Changing CPU priorities in Windows 95/98/Me

Take charge of your CPU usage under Win9x. I talked about CPU Controller from BinaryWork in Optimizing Windows, which allows you to set a task’s priority (a la WinNT’s Task Manager). There’s a freeware app at http://www.blehq.org/pv2k.htm that has most of its functionality. Haven’t tested it yet, but I definitely will.
———-

From: “Chuck Buker”

Subject: Dual Duron/Athlon

I love my dual celeron Abit BP-6 machine, but I have been salivating over the prospect of a dual Duron machine for some time now. And with 700 mhz Durons selling below $90, I can hardly stand the wait.

Do you have any idea if or when someone is going to come out with a dual Scoket A (Duron or Athlon) motherboard and whether the Duron’s or Athlon’s support SMP?

———-

According to everything I’ve read, both the Athlon and Duron are SMP-capable. The forthcoming AMD-760 chipset has SMP support (the AMD-750 and VIA KT133 don’t). I don’t remember where I saw this anymore, but I seem to remember reading recently that AMD expects to release that chipset near the end of the year. If I had to guess, I’d say early part of next year you’ll start seeing dual socket A boards.

The big thing standing in the way right now is the lack of an SMP-capable chipset.

Mail on modems

From: al wynn
Subject: External 56K modems

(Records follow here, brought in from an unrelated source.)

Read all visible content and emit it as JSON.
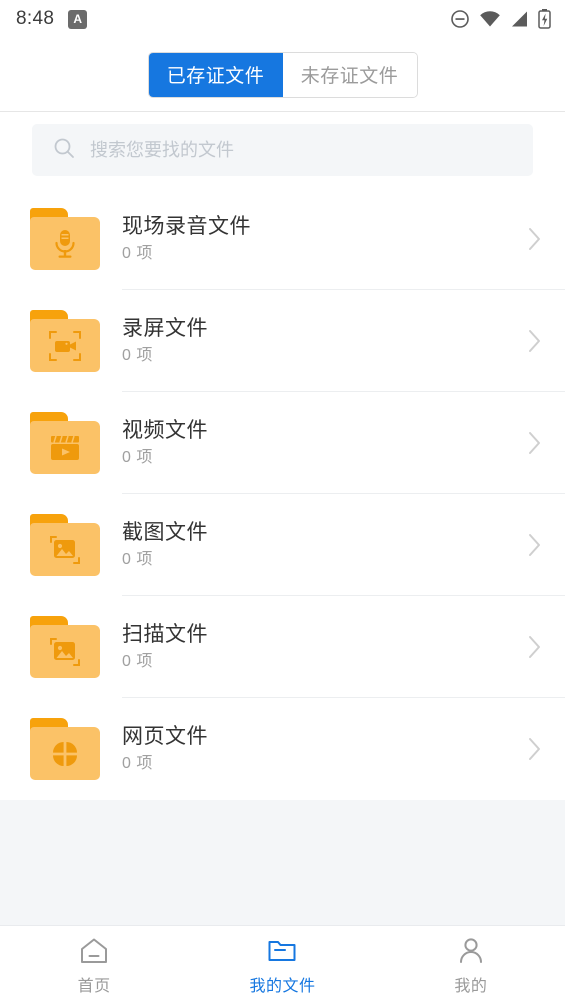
{
  "statusbar": {
    "time": "8:48",
    "app_badge": "A",
    "icons": [
      "do-not-disturb-icon",
      "wifi-icon",
      "cellular-signal-icon",
      "battery-charging-icon"
    ]
  },
  "header": {
    "tabs": [
      {
        "label": "已存证文件",
        "active": true
      },
      {
        "label": "未存证文件",
        "active": false
      }
    ]
  },
  "search": {
    "placeholder": "搜索您要找的文件",
    "value": "",
    "icon": "search-icon"
  },
  "files": {
    "item_suffix": "项",
    "rows": [
      {
        "title": "现场录音文件",
        "count": "0 项",
        "icon": "microphone-folder-icon"
      },
      {
        "title": "录屏文件",
        "count": "0 项",
        "icon": "screen-record-folder-icon"
      },
      {
        "title": "视频文件",
        "count": "0 项",
        "icon": "video-folder-icon"
      },
      {
        "title": "截图文件",
        "count": "0 项",
        "icon": "screenshot-folder-icon"
      },
      {
        "title": "扫描文件",
        "count": "0 项",
        "icon": "scan-folder-icon"
      },
      {
        "title": "网页文件",
        "count": "0 项",
        "icon": "webpage-folder-icon"
      }
    ]
  },
  "tabbar": {
    "items": [
      {
        "label": "首页",
        "icon": "home-icon",
        "active": false
      },
      {
        "label": "我的文件",
        "icon": "folder-icon",
        "active": true
      },
      {
        "label": "我的",
        "icon": "person-icon",
        "active": false
      }
    ]
  },
  "colors": {
    "accent": "#1677e0",
    "folder_tab": "#f7a20c",
    "folder_body": "#fbc267",
    "folder_glyph": "#ef9a0d",
    "text_primary": "#333333",
    "text_secondary": "#a0a0a0",
    "page_bg": "#f4f6f8"
  }
}
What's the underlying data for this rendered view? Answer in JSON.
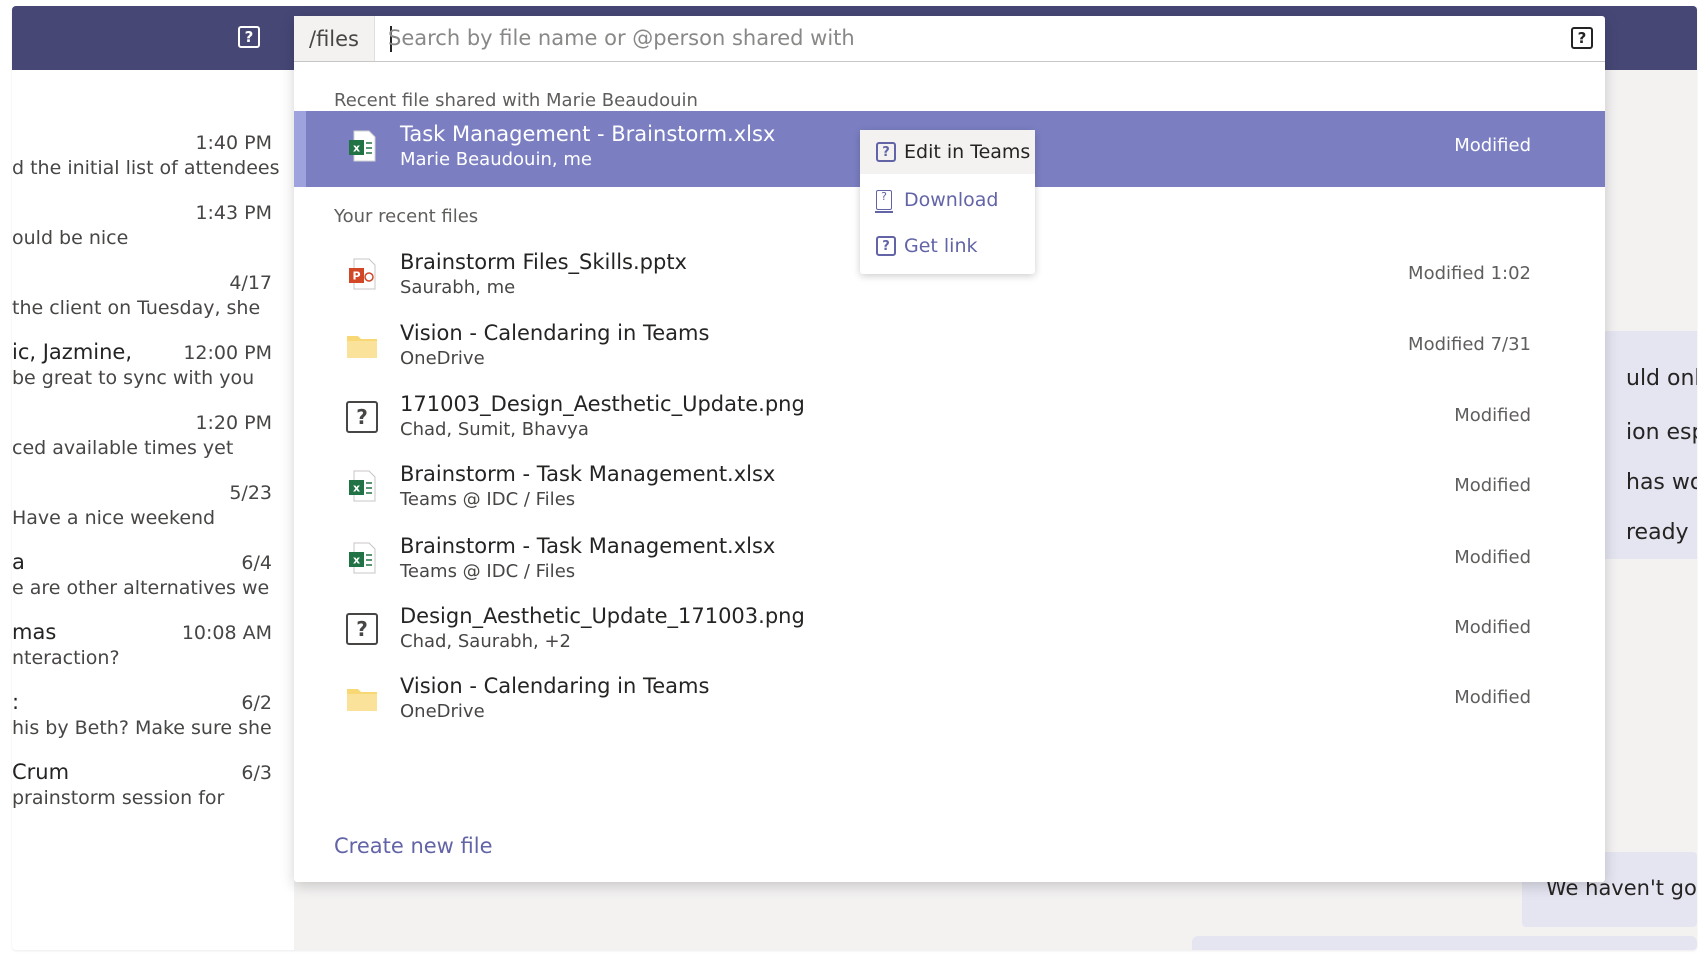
{
  "left_chats": [
    {
      "name": "",
      "time": "1:40 PM",
      "preview": "d the initial list of attendees"
    },
    {
      "name": "",
      "time": "1:43 PM",
      "preview": "ould be nice"
    },
    {
      "name": "",
      "time": "4/17",
      "preview": "the client on Tuesday, she"
    },
    {
      "name": "ic, Jazmine,",
      "time": "12:00 PM",
      "preview": "be great to sync with you"
    },
    {
      "name": "",
      "time": "1:20 PM",
      "preview": "ced available times yet"
    },
    {
      "name": "",
      "time": "5/23",
      "preview": "Have a nice weekend"
    },
    {
      "name": "a",
      "time": "6/4",
      "preview": "e are other alternatives we"
    },
    {
      "name": "mas",
      "time": "10:08 AM",
      "preview": "nteraction?"
    },
    {
      "name": ":",
      "time": "6/2",
      "preview": "his by Beth? Make sure she"
    },
    {
      "name": "Crum",
      "time": "6/3",
      "preview": "prainstorm session for"
    }
  ],
  "right_pane": {
    "lines": [
      "uld only",
      "ion espe",
      "has work",
      "ready ur"
    ],
    "bottom_message": "We haven't gott"
  },
  "search": {
    "command": "/files",
    "placeholder": "Search by file name or @person shared with",
    "value": ""
  },
  "sections": {
    "shared": "Recent file shared with Marie Beaudouin",
    "recent": "Your recent files"
  },
  "shared_file": {
    "title": "Task Management - Brainstorm.xlsx",
    "sub": "Marie Beaudouin, me",
    "modified": "Modified",
    "icon": "excel-icon"
  },
  "recent_files": [
    {
      "title": "Brainstorm Files_Skills.pptx",
      "sub": "Saurabh, me",
      "modified": "Modified 1:02",
      "icon": "powerpoint-icon"
    },
    {
      "title": "Vision - Calendaring in Teams",
      "sub": "OneDrive",
      "modified": "Modified 7/31",
      "icon": "folder-icon"
    },
    {
      "title": "171003_Design_Aesthetic_Update.png",
      "sub": "Chad, Sumit, Bhavya",
      "modified": "Modified",
      "icon": "unknown-file-icon"
    },
    {
      "title": "Brainstorm - Task Management.xlsx",
      "sub": "Teams @ IDC / Files",
      "modified": "Modified",
      "icon": "excel-icon"
    },
    {
      "title": "Brainstorm - Task Management.xlsx",
      "sub": "Teams @ IDC / Files",
      "modified": "Modified",
      "icon": "excel-icon"
    },
    {
      "title": "Design_Aesthetic_Update_171003.png",
      "sub": "Chad, Saurabh, +2",
      "modified": "Modified",
      "icon": "unknown-file-icon"
    },
    {
      "title": "Vision - Calendaring in Teams",
      "sub": "OneDrive",
      "modified": "Modified",
      "icon": "folder-icon"
    }
  ],
  "create_label": "Create new file",
  "context_menu": {
    "edit": "Edit in Teams",
    "download": "Download",
    "get_link": "Get link"
  },
  "colors": {
    "header": "#464775",
    "accent": "#6264a7",
    "highlight": "#7b7fc2",
    "excel": "#217346",
    "powerpoint": "#d24726",
    "folder": "#f8d775"
  }
}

What do you think is the best external 56K modem in the market ?

———-

The best external 56K modems on the market are the 3Com/US Robotics Courier and the Zoom/Hayes Optima series, but they’re extremely pricey. The 3Com/US Robotics Sportsters and the Zoom/Hayes Accuras are nearly as good, cost about half as much, and are much easier to find. I don’t even look at other brands of modems; I stick with the big two (and give the edge to US Robotics).

Integrating Windows and Linux, fornever and ever

10/2
Integrating Windows and Linux, fornever and ever. Yes, the book that consumed much of my life and my health over the course of the past year or so since I finished Optimizing Windows has been quietly cancelled. I can’t say I’m happy about it. Actually there are a lot of things I’d like to say right now but I won’t. All rights did revert back to me, so I can find another publisher if I decide I want to finish it.

I’ve known about this for about a week, and the questions haven’t really gone away: Is this book like the ex-girlfriend I’m really better off without? Do I miss that book, or do I miss working on a book, period? Did I settle for a mediocre subject I wasn’t very comfortable with, just for the sake of writing a book?

So I’m toying with a subject I’m much more comfortable with, one that I have extremely strong opinions on, to see whether I’ve still got what it takes (mentally) to write a book. NaturallySpeaking will help with the physical part. I’ve started writing, slowly. Fortunately I have material I can dust off, clean up, and drop into place to jumpstart the project. Beyond that, I’m not going to say anything specific, except that I want to write for someone other than O’Reilly this time. I need a change of scenery. (And no one values loyalty these days anyway.)

David L. Farquhar, computer security professional, train hobbyist, and landlord